Information supplied
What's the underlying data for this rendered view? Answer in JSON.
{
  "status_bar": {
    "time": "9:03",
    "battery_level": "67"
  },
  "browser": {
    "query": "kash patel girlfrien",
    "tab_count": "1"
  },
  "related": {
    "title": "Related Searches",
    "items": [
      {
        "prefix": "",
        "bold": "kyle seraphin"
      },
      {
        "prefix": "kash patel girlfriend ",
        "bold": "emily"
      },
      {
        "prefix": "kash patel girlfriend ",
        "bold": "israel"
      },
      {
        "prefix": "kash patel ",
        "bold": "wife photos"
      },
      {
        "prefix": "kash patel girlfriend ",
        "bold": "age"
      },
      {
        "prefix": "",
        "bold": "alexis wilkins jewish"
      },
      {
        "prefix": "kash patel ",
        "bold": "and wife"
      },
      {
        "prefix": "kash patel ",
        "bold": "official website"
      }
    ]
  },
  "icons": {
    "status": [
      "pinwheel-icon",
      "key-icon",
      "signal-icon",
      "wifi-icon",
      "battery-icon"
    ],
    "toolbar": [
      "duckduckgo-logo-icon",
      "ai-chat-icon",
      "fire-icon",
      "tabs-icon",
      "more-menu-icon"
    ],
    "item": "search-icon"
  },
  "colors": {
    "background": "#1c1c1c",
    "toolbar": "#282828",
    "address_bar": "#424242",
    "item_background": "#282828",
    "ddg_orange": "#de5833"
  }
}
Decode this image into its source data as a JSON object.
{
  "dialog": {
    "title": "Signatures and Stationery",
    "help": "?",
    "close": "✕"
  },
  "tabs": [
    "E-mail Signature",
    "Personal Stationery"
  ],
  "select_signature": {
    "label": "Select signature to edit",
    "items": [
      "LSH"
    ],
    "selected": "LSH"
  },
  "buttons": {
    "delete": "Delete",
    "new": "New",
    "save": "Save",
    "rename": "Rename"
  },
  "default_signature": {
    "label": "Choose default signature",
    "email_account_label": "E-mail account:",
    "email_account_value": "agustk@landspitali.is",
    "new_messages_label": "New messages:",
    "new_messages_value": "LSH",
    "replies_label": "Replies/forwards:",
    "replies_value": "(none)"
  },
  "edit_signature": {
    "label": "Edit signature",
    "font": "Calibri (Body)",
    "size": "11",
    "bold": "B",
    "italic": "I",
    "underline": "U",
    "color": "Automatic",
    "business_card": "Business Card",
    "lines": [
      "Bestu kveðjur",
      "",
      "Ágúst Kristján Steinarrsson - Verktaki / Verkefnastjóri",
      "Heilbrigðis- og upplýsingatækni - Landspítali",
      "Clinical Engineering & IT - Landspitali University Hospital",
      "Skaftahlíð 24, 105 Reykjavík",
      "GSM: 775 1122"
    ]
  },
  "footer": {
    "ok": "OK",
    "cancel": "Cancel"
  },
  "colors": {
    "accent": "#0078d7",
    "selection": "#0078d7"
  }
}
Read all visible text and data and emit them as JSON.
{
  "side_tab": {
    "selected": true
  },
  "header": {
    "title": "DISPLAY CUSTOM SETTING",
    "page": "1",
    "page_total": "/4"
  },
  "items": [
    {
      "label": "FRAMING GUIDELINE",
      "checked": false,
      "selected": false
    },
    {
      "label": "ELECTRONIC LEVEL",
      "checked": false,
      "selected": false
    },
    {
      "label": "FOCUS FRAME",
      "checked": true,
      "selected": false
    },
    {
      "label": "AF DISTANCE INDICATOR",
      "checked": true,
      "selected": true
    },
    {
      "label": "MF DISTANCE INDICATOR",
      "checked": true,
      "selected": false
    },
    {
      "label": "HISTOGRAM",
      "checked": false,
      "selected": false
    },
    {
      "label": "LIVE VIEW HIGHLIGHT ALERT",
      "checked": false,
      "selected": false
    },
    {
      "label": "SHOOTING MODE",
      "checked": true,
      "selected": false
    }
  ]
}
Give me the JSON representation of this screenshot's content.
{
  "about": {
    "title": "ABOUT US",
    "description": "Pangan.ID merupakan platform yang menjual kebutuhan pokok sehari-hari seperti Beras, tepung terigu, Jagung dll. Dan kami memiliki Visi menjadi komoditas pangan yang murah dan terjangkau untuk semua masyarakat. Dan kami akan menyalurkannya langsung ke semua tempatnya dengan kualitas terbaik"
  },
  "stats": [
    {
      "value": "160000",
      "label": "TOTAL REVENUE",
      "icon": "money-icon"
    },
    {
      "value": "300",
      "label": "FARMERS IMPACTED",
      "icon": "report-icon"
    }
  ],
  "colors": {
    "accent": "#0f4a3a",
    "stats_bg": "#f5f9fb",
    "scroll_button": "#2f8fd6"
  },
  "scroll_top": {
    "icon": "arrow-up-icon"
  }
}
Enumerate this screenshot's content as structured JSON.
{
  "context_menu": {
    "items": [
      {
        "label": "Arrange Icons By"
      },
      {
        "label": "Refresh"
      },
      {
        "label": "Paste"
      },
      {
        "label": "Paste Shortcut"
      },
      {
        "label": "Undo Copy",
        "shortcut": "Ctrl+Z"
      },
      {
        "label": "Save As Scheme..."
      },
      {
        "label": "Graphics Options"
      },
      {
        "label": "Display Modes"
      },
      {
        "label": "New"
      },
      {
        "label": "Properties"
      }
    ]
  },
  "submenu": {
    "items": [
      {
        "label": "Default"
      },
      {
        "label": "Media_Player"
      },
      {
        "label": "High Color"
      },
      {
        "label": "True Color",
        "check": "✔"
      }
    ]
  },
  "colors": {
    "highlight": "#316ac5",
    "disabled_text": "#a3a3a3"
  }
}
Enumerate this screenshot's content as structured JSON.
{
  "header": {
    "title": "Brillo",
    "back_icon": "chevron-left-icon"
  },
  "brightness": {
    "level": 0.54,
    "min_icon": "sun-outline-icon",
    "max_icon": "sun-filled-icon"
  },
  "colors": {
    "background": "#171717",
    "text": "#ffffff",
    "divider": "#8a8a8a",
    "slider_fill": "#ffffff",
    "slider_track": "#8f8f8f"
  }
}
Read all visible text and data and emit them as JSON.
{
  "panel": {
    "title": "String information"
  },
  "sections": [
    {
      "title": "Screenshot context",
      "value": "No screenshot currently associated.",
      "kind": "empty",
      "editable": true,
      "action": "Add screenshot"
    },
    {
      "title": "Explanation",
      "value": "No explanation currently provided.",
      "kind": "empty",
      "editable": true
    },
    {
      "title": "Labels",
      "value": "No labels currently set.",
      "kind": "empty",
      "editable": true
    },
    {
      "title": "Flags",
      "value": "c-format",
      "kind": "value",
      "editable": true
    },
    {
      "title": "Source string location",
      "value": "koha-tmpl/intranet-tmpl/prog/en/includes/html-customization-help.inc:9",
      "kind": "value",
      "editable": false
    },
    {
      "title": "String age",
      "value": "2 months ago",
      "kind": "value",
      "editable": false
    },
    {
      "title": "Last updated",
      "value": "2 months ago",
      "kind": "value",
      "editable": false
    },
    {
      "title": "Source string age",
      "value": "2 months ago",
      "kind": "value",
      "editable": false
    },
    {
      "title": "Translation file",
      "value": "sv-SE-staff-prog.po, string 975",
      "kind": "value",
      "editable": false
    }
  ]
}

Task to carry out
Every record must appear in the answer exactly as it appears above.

Answer below
What's the underlying data for this rendered view? Answer in JSON.
{
  "status_bar": {
    "time": "9:03",
    "battery_level": "67"
  },
  "browser": {
    "query": "kash patel girlfrien",
    "tab_count": "1"
  },
  "related": {
    "title": "Related Searches",
    "items": [
      {
        "prefix": "",
        "bold": "kyle seraphin"
      },
      {
        "prefix": "kash patel girlfriend ",
        "bold": "emily"
      },
      {
        "prefix": "kash patel girlfriend ",
        "bold": "israel"
      },
      {
        "prefix": "kash patel ",
        "bold": "wife photos"
      },
      {
        "prefix": "kash patel girlfriend ",
        "bold": "age"
      },
      {
        "prefix": "",
        "bold": "alexis wilkins jewish"
      },
      {
        "prefix": "kash patel ",
        "bold": "and wife"
      },
      {
        "prefix": "kash patel ",
        "bold": "official website"
      }
    ]
  },
  "icons": {
    "status": [
      "pinwheel-icon",
      "key-icon",
      "signal-icon",
      "wifi-icon",
      "battery-icon"
    ],
    "toolbar": [
      "duckduckgo-logo-icon",
      "ai-chat-icon",
      "fire-icon",
      "tabs-icon",
      "more-menu-icon"
    ],
    "item": "search-icon"
  },
  "colors": {
    "background": "#1c1c1c",
    "toolbar": "#282828",
    "address_bar": "#424242",
    "item_background": "#282828",
    "ddg_orange": "#de5833"
  }
}
Decode this image into its source data as a JSON object.
{
  "dialog": {
    "title": "Signatures and Stationery",
    "help": "?",
    "close": "✕"
  },
  "tabs": [
    "E-mail Signature",
    "Personal Stationery"
  ],
  "select_signature": {
    "label": "Select signature to edit",
    "items": [
      "LSH"
    ],
    "selected": "LSH"
  },
  "buttons": {
    "delete": "Delete",
    "new": "New",
    "save": "Save",
    "rename": "Rename"
  },
  "default_signature": {
    "label": "Choose default signature",
    "email_account_label": "E-mail account:",
    "email_account_value": "agustk@landspitali.is",
    "new_messages_label": "New messages:",
    "new_messages_value": "LSH",
    "replies_label": "Replies/forwards:",
    "replies_value": "(none)"
  },
  "edit_signature": {
    "label": "Edit signature",
    "font": "Calibri (Body)",
    "size": "11",
    "bold": "B",
    "italic": "I",
    "underline": "U",
    "color": "Automatic",
    "business_card": "Business Card",
    "lines": [
      "Bestu kveðjur",
      "",
      "Ágúst Kristján Steinarrsson - Verktaki / Verkefnastjóri",
      "Heilbrigðis- og upplýsingatækni - Landspítali",
      "Clinical Engineering & IT - Landspitali University Hospital",
      "Skaftahlíð 24, 105 Reykjavík",
      "GSM: 775 1122"
    ]
  },
  "footer": {
    "ok": "OK",
    "cancel": "Cancel"
  },
  "colors": {
    "accent": "#0078d7",
    "selection": "#0078d7"
  }
}
Read all visible text and data and emit them as JSON.
{
  "side_tab": {
    "selected": true
  },
  "header": {
    "title": "DISPLAY CUSTOM SETTING",
    "page": "1",
    "page_total": "/4"
  },
  "items": [
    {
      "label": "FRAMING GUIDELINE",
      "checked": false,
      "selected": false
    },
    {
      "label": "ELECTRONIC LEVEL",
      "checked": false,
      "selected": false
    },
    {
      "label": "FOCUS FRAME",
      "checked": true,
      "selected": false
    },
    {
      "label": "AF DISTANCE INDICATOR",
      "checked": true,
      "selected": true
    },
    {
      "label": "MF DISTANCE INDICATOR",
      "checked": true,
      "selected": false
    },
    {
      "label": "HISTOGRAM",
      "checked": false,
      "selected": false
    },
    {
      "label": "LIVE VIEW HIGHLIGHT ALERT",
      "checked": false,
      "selected": false
    },
    {
      "label": "SHOOTING MODE",
      "checked": true,
      "selected": false
    }
  ]
}
Give me the JSON representation of this screenshot's content.
{
  "about": {
    "title": "ABOUT US",
    "description": "Pangan.ID merupakan platform yang menjual kebutuhan pokok sehari-hari seperti Beras, tepung terigu, Jagung dll. Dan kami memiliki Visi menjadi komoditas pangan yang murah dan terjangkau untuk semua masyarakat. Dan kami akan menyalurkannya langsung ke semua tempatnya dengan kualitas terbaik"
  },
  "stats": [
    {
      "value": "160000",
      "label": "TOTAL REVENUE",
      "icon": "money-icon"
    },
    {
      "value": "300",
      "label": "FARMERS IMPACTED",
      "icon": "report-icon"
    }
  ],
  "colors": {
    "accent": "#0f4a3a",
    "stats_bg": "#f5f9fb",
    "scroll_button": "#2f8fd6"
  },
  "scroll_top": {
    "icon": "arrow-up-icon"
  }
}
Enumerate this screenshot's content as structured JSON.
{
  "context_menu": {
    "items": [
      {
        "label": "Arrange Icons By"
      },
      {
        "label": "Refresh"
      },
      {
        "label": "Paste"
      },
      {
        "label": "Paste Shortcut"
      },
      {
        "label": "Undo Copy",
        "shortcut": "Ctrl+Z"
      },
      {
        "label": "Save As Scheme..."
      },
      {
        "label": "Graphics Options"
      },
      {
        "label": "Display Modes"
      },
      {
        "label": "New"
      },
      {
        "label": "Properties"
      }
    ]
  },
  "submenu": {
    "items": [
      {
        "label": "Default"
      },
      {
        "label": "Media_Player"
      },
      {
        "label": "High Color"
      },
      {
        "label": "True Color",
        "check": "✔"
      }
    ]
  },
  "colors": {
    "highlight": "#316ac5",
    "disabled_text": "#a3a3a3"
  }
}
Enumerate this screenshot's content as structured JSON.
{
  "header": {
    "title": "Brillo",
    "back_icon": "chevron-left-icon"
  },
  "brightness": {
    "level": 0.54,
    "min_icon": "sun-outline-icon",
    "max_icon": "sun-filled-icon"
  },
  "colors": {
    "background": "#171717",
    "text": "#ffffff",
    "divider": "#8a8a8a",
    "slider_fill": "#ffffff",
    "slider_track": "#8f8f8f"
  }
}
Read all visible text and data and emit them as JSON.
{
  "panel": {
    "title": "String information"
  },
  "sections": [
    {
      "title": "Screenshot context",
      "value": "No screenshot currently associated.",
      "kind": "empty",
      "editable": true,
      "action": "Add screenshot"
    },
    {
      "title": "Explanation",
      "value": "No explanation currently provided.",
      "kind": "empty",
      "editable": true
    },
    {
      "title": "Labels",
      "value": "No labels currently set.",
      "kind": "empty",
      "editable": true
    },
    {
      "title": "Flags",
      "value": "c-format",
      "kind": "value",
      "editable": true
    },
    {
      "title": "Source string location",
      "value": "koha-tmpl/intranet-tmpl/prog/en/includes/html-customization-help.inc:9",
      "kind": "value",
      "editable": false
    },
    {
      "title": "String age",
      "value": "2 months ago",
      "kind": "value",
      "editable": false
    },
    {
      "title": "Last updated",
      "value": "2 months ago",
      "kind": "value",
      "editable": false
    },
    {
      "title": "Source string age",
      "value": "2 months ago",
      "kind": "value",
      "editable": false
    },
    {
      "title": "Translation file",
      "value": "sv-SE-staff-prog.po, string 975",
      "kind": "value",
      "editable": false
    }
  ]
}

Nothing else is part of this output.